ECONOMYNEXT – Sri Lanka will find it hard to attract foreign direct investors with sudden policy changes and bans announced by gazette, with overall policy driven by special interests, opposition legislator and former state minister for finance, Era Wickremaratne said.
Sudden tax hikes and import bans by gazette will not only discourage foreign investors but also local investors, he warned.
“When policies change suddenly at midnight it will be very difficult to attract local or foreign direct investment,” Wickremaratne said.
“What investors look for is consistency. Even if they do not agree with the view they may come if there is consistency. If you suddenly change policy, political risk is increased.
Sri Lanka in suddenly banned the import of palm oil throwing bakery and confectionary industry into turmoil. Later it was said that palm stearin, which is used by the food industry would be allowed.

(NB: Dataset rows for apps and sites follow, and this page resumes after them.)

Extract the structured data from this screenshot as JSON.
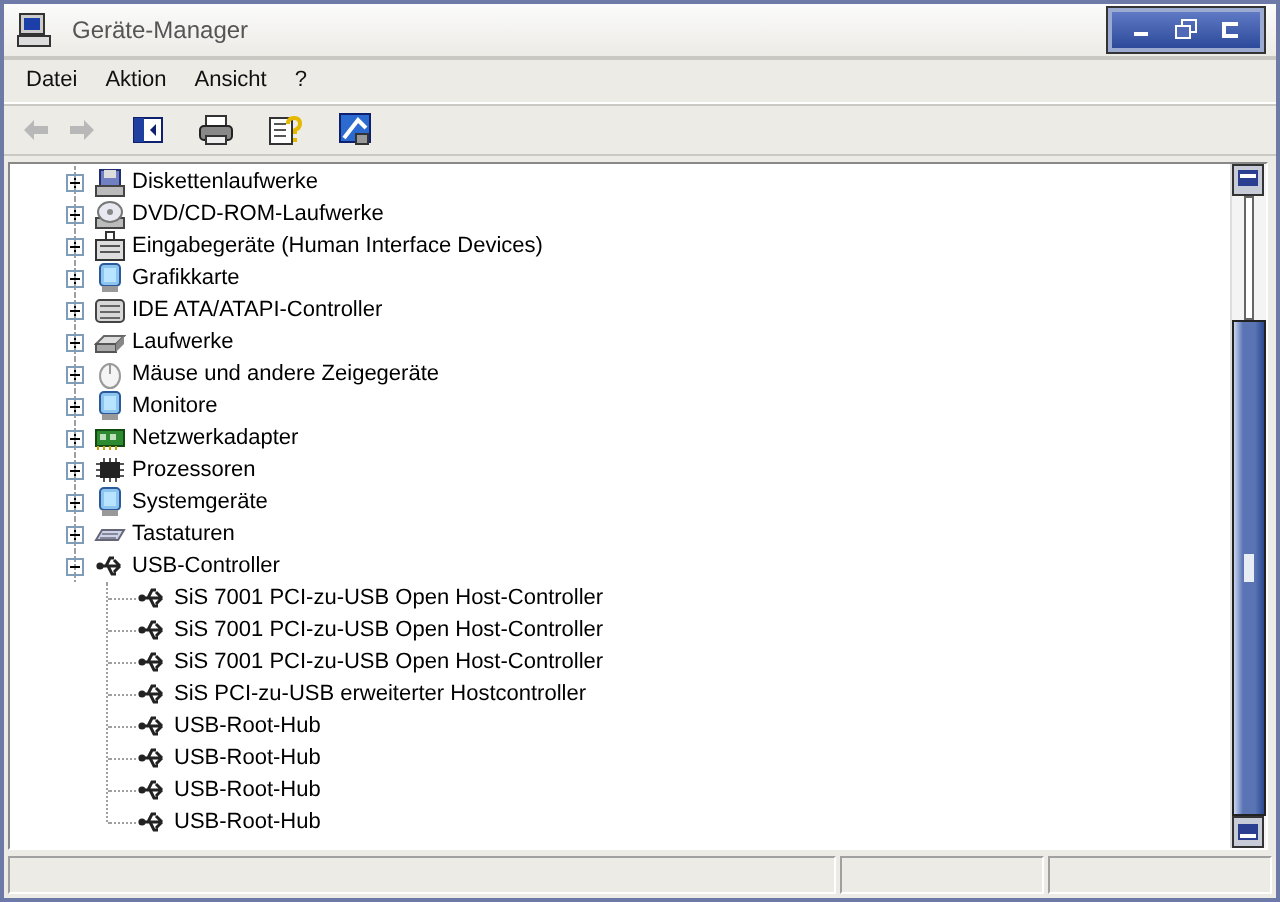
{
  "window": {
    "title": "Geräte-Manager"
  },
  "menu": [
    "Datei",
    "Aktion",
    "Ansicht",
    "?"
  ],
  "tree": [
    {
      "label": "Diskettenlaufwerke",
      "expanded": false
    },
    {
      "label": "DVD/CD-ROM-Laufwerke",
      "expanded": false
    },
    {
      "label": "Eingabegeräte (Human Interface Devices)",
      "expanded": false
    },
    {
      "label": "Grafikkarte",
      "expanded": false
    },
    {
      "label": "IDE ATA/ATAPI-Controller",
      "expanded": false
    },
    {
      "label": "Laufwerke",
      "expanded": false
    },
    {
      "label": "Mäuse und andere Zeigegeräte",
      "expanded": false
    },
    {
      "label": "Monitore",
      "expanded": false
    },
    {
      "label": "Netzwerkadapter",
      "expanded": false
    },
    {
      "label": "Prozessoren",
      "expanded": false
    },
    {
      "label": "Systemgeräte",
      "expanded": false
    },
    {
      "label": "Tastaturen",
      "expanded": false
    },
    {
      "label": "USB-Controller",
      "expanded": true,
      "children": [
        {
          "label": "SiS 7001 PCI-zu-USB Open Host-Controller"
        },
        {
          "label": "SiS 7001 PCI-zu-USB Open Host-Controller"
        },
        {
          "label": "SiS 7001 PCI-zu-USB Open Host-Controller"
        },
        {
          "label": "SiS PCI-zu-USB erweiterter Hostcontroller"
        },
        {
          "label": "USB-Root-Hub"
        },
        {
          "label": "USB-Root-Hub"
        },
        {
          "label": "USB-Root-Hub"
        },
        {
          "label": "USB-Root-Hub"
        }
      ]
    }
  ]
}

Sri Lanka had earlier banned ethanol and restricted the import of a large number of products.
“In parliament now almost every day we see import controls and licenses on many items,” Wickremaratne said.
“Sometimes the government also decides the payment terms. There is uncertainty everywhere.”
He said under an expropriation law in 2011 investors who had agreements with the Board of Investment was also expropriated.
Due post-independent expropriation which drove out foreign investors, in 1978 there was a constitutional guarantee given
In 2011 investors who had leased land from BOI were also expropriated.
“There has to be rule of law,” Wickremaratne said. “There has to be sanctity of contracts.
“The government should not go outside contract using legislative powers to usurp contracts.”
Economists call sudden changes in taxes and government policies including expropriation regime uncertainty (Why the Great Depression Lasted So Long and Why Prosperity Resumed after the War).
Sri Lanka’s midnight gazette allows for taxes to be changed arbitrarily without prior disclosure and debate in parliament, violating the principle of ‘taxation by consent’ critics have said.
Though there it was claimed that that domestic producers would be helped, it was special interests (cronies) that was driving to policy, he charged.
Abrupt policy changes while helping ‘cronies’ will harm the overall business environment in the same way that expropriation drive out investment.
“Promoting domestic business is not only supporting gaja mithuro (cronies),” Wickremaratne said. “It is about creating a safe and stable environment for businesses.
“When local investors are harmed, foreigners will think twice. In 2011 property rights were violated and businesses were expropriated.
“You have to respect people’s property rights. You have respected their liberty and their right to life. If you want to stop Sri Lanka from ending up at the Human Rights Council you have respect the freedom of the citizens.
There is increasing pointers to show that policy was being driven to benefit various special interests.
“A few days before independence a gazette which increased the economic freedom of the citizens by allowing imports to break a monopoly in ceramics was suddenly reversed within 24 hours,” Wickremaratne said.
“That shows the power that those cronies are having on economic policy making here. Economic controls are placed on the people to give profits to gaja mithuros.
“Now a bathroom set had gone up 300 percent.” (Colombo/Apr13/2021)